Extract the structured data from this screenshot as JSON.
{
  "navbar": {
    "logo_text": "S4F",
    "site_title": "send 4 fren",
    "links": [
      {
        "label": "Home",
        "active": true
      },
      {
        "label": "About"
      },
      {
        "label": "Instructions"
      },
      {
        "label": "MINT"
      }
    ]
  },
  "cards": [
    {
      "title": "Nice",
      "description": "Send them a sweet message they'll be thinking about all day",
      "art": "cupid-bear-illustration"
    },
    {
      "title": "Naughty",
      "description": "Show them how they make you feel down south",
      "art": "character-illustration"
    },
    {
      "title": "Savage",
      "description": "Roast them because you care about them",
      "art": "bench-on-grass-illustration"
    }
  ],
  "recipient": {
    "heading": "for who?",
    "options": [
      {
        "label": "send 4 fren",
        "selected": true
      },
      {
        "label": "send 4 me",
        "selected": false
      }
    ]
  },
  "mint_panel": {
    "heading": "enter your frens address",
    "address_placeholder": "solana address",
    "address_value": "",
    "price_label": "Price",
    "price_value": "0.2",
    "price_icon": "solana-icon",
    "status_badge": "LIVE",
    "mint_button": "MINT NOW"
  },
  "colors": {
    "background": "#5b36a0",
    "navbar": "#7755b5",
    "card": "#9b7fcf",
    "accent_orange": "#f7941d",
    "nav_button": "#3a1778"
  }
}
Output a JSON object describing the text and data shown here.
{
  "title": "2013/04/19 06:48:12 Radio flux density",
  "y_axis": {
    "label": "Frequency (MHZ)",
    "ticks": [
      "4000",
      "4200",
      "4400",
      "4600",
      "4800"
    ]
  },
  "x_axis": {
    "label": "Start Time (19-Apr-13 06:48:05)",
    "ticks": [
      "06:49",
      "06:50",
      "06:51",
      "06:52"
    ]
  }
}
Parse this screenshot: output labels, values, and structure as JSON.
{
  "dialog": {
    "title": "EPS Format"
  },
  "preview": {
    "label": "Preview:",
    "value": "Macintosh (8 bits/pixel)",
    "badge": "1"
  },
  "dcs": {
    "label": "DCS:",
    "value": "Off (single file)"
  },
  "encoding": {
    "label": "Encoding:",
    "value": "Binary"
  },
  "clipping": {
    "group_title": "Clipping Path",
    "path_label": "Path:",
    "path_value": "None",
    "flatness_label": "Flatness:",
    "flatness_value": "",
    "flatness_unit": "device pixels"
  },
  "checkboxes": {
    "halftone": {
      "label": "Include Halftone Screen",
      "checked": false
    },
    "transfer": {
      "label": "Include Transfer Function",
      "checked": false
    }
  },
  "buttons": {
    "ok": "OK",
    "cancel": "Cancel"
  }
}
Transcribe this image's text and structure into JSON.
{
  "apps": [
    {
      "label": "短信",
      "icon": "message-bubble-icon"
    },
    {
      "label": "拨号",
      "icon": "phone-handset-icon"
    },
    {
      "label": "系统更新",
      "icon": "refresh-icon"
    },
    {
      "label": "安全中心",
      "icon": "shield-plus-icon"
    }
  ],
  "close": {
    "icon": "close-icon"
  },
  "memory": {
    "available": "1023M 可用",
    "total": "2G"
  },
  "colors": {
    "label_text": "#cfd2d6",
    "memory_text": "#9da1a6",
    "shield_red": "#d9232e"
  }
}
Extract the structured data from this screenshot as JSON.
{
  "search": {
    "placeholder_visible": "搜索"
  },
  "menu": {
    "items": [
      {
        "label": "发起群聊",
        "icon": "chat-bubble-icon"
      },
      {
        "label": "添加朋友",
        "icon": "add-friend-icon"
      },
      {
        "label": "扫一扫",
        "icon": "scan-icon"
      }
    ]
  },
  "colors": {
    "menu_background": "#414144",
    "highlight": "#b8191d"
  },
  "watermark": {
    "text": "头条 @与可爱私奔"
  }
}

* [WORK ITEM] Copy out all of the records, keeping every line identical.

* [REPLY]
Extract the structured data from this screenshot as JSON.
{
  "navbar": {
    "logo_text": "S4F",
    "site_title": "send 4 fren",
    "links": [
      {
        "label": "Home",
        "active": true
      },
      {
        "label": "About"
      },
      {
        "label": "Instructions"
      },
      {
        "label": "MINT"
      }
    ]
  },
  "cards": [
    {
      "title": "Nice",
      "description": "Send them a sweet message they'll be thinking about all day",
      "art": "cupid-bear-illustration"
    },
    {
      "title": "Naughty",
      "description": "Show them how they make you feel down south",
      "art": "character-illustration"
    },
    {
      "title": "Savage",
      "description": "Roast them because you care about them",
      "art": "bench-on-grass-illustration"
    }
  ],
  "recipient": {
    "heading": "for who?",
    "options": [
      {
        "label": "send 4 fren",
        "selected": true
      },
      {
        "label": "send 4 me",
        "selected": false
      }
    ]
  },
  "mint_panel": {
    "heading": "enter your frens address",
    "address_placeholder": "solana address",
    "address_value": "",
    "price_label": "Price",
    "price_value": "0.2",
    "price_icon": "solana-icon",
    "status_badge": "LIVE",
    "mint_button": "MINT NOW"
  },
  "colors": {
    "background": "#5b36a0",
    "navbar": "#7755b5",
    "card": "#9b7fcf",
    "accent_orange": "#f7941d",
    "nav_button": "#3a1778"
  }
}
Output a JSON object describing the text and data shown here.
{
  "title": "2013/04/19 06:48:12 Radio flux density",
  "y_axis": {
    "label": "Frequency (MHZ)",
    "ticks": [
      "4000",
      "4200",
      "4400",
      "4600",
      "4800"
    ]
  },
  "x_axis": {
    "label": "Start Time (19-Apr-13 06:48:05)",
    "ticks": [
      "06:49",
      "06:50",
      "06:51",
      "06:52"
    ]
  }
}
Parse this screenshot: output labels, values, and structure as JSON.
{
  "dialog": {
    "title": "EPS Format"
  },
  "preview": {
    "label": "Preview:",
    "value": "Macintosh (8 bits/pixel)",
    "badge": "1"
  },
  "dcs": {
    "label": "DCS:",
    "value": "Off (single file)"
  },
  "encoding": {
    "label": "Encoding:",
    "value": "Binary"
  },
  "clipping": {
    "group_title": "Clipping Path",
    "path_label": "Path:",
    "path_value": "None",
    "flatness_label": "Flatness:",
    "flatness_value": "",
    "flatness_unit": "device pixels"
  },
  "checkboxes": {
    "halftone": {
      "label": "Include Halftone Screen",
      "checked": false
    },
    "transfer": {
      "label": "Include Transfer Function",
      "checked": false
    }
  },
  "buttons": {
    "ok": "OK",
    "cancel": "Cancel"
  }
}
Transcribe this image's text and structure into JSON.
{
  "apps": [
    {
      "label": "短信",
      "icon": "message-bubble-icon"
    },
    {
      "label": "拨号",
      "icon": "phone-handset-icon"
    },
    {
      "label": "系统更新",
      "icon": "refresh-icon"
    },
    {
      "label": "安全中心",
      "icon": "shield-plus-icon"
    }
  ],
  "close": {
    "icon": "close-icon"
  },
  "memory": {
    "available": "1023M 可用",
    "total": "2G"
  },
  "colors": {
    "label_text": "#cfd2d6",
    "memory_text": "#9da1a6",
    "shield_red": "#d9232e"
  }
}
Extract the structured data from this screenshot as JSON.
{
  "search": {
    "placeholder_visible": "搜索"
  },
  "menu": {
    "items": [
      {
        "label": "发起群聊",
        "icon": "chat-bubble-icon"
      },
      {
        "label": "添加朋友",
        "icon": "add-friend-icon"
      },
      {
        "label": "扫一扫",
        "icon": "scan-icon"
      }
    ]
  },
  "colors": {
    "menu_background": "#414144",
    "highlight": "#b8191d"
  },
  "watermark": {
    "text": "头条 @与可爱私奔"
  }
}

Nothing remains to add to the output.